Will Medicaid take all of his bank account?

A fellow caregiver asked...

I have been handling my uncle's affairs. He has recently gone on Medicaid and is now in a nursing home. He has about $7000 in a bank account with my name added for convenience prior to his admission and to pay hospital bills, expenses, etc. Will Medicaid take this money or do I simply hold on to it till he passes and is it part of his estate?

Expert Answer

Someone eligible for Medicaid nursing home coverage is usually permitted to keep only about $2,000 in cash assets (the amount varies a bit from state to state). If your uncle is eligible for Medicaid and now is receiving Medicaid nursing home coverage, Medicaid may require him to personally pay the cost of his nursing home care until his savings are down to $2,000. If Medicaid hasn't done that yet, it may be that Medicaid simply hasn't yet got around to the paperwork.
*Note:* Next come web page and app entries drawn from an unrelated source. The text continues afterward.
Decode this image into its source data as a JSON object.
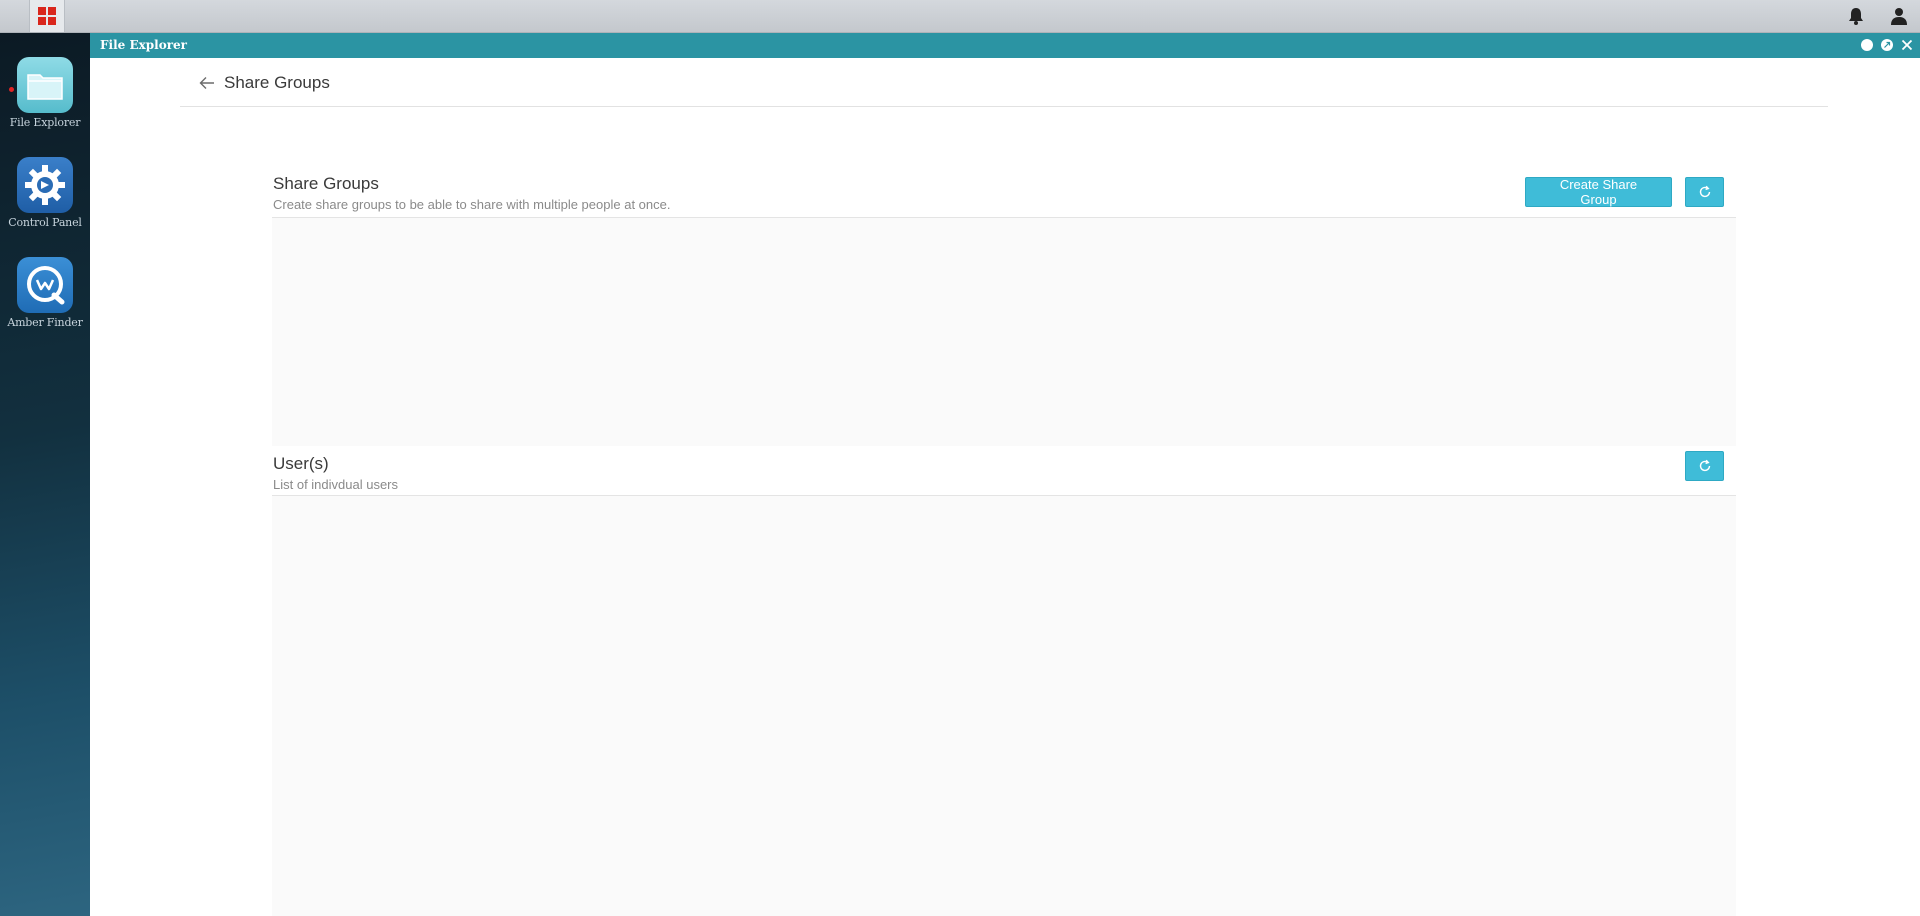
{
  "window": {
    "title": "File Explorer"
  },
  "dock": {
    "items": [
      {
        "label": "File Explorer",
        "icon": "folder-icon"
      },
      {
        "label": "Control Panel",
        "icon": "gear-icon"
      },
      {
        "label": "Amber Finder",
        "icon": "amber-finder-icon"
      }
    ]
  },
  "page": {
    "title": "Share Groups"
  },
  "share_groups": {
    "title": "Share Groups",
    "subtitle": "Create share groups to be able to share with multiple people at once.",
    "create_button": "Create Share Group",
    "rows": []
  },
  "users": {
    "title": "User(s)",
    "subtitle": "List of indivdual users",
    "rows": []
  },
  "colors": {
    "titlebar": "#2b94a3",
    "accent_button": "#3fbcd8",
    "start_red": "#d9261c"
  }
}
Or, Medicaid may not realize that the $7,000 belongs to him rather than to you (because your name is also on the account). If Medicaid eventually does realize that the money belongs to your uncle, and so decides that he must spend most of it on the nursing home, Medicaid will notify him in writing. He then must use the money to pay the nursing home, or Medicaid could temporarily end his coverage until he spends that money on his care.
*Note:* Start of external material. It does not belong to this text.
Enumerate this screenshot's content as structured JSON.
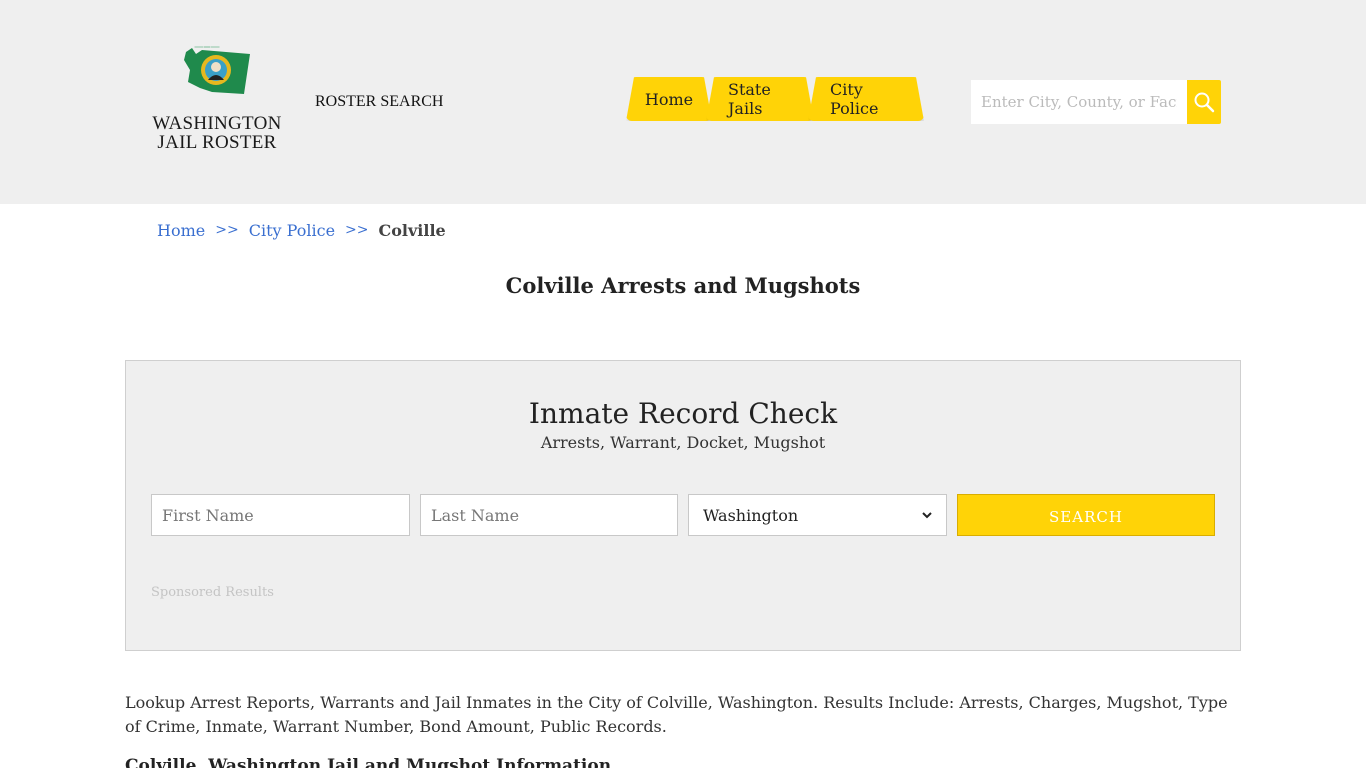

If Medicaid doesn't realize that the money belongs to your uncle, or for some other reason doesn't try to make your uncle to use that savings to pay for care, it still has the right to collect reimbursement from his estate after he dies. Medicaid is entitled to reimbursement for the full amount it will have spent on his care (which will, in a very short time, add up to much more than his total savings of $7,000). So, if you hold onto the money and Medicaid claims reimbursement after your uncle's death (usually by making a claim against the estate), Medicaid would be entitled to it under these rules. On the other hand, if Medicaid does not realize that the money belongs to your uncle, it might never try to collect anything from the estate, in which case the money could go to his heirs.